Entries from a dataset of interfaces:
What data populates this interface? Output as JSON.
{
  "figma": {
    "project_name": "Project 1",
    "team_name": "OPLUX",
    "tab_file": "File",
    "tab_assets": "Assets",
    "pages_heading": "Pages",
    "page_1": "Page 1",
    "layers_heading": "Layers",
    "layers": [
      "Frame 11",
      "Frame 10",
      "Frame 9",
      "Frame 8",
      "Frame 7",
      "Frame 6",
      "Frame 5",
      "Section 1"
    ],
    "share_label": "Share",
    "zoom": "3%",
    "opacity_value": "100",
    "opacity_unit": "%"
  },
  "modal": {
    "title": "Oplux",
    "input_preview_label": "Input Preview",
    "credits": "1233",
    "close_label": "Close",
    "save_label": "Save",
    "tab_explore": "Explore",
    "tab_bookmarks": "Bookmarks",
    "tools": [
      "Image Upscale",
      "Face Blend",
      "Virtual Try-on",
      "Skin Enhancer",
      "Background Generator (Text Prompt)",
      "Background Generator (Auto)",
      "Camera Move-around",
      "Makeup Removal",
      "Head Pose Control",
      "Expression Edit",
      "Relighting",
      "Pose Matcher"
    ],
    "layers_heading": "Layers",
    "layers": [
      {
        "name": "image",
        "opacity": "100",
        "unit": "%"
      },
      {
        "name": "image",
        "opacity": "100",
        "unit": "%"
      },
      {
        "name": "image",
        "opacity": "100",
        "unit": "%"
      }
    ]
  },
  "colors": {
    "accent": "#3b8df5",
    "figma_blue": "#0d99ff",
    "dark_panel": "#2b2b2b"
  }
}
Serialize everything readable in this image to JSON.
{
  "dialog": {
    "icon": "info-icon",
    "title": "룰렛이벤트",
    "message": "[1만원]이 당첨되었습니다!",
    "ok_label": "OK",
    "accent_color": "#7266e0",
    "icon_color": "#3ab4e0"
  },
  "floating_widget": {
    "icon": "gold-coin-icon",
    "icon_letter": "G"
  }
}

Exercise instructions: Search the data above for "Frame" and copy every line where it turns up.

Answer to the problem:
      "Frame 11",
      "Frame 10",
      "Frame 9",
      "Frame 8",
      "Frame 7",
      "Frame 6",
      "Frame 5",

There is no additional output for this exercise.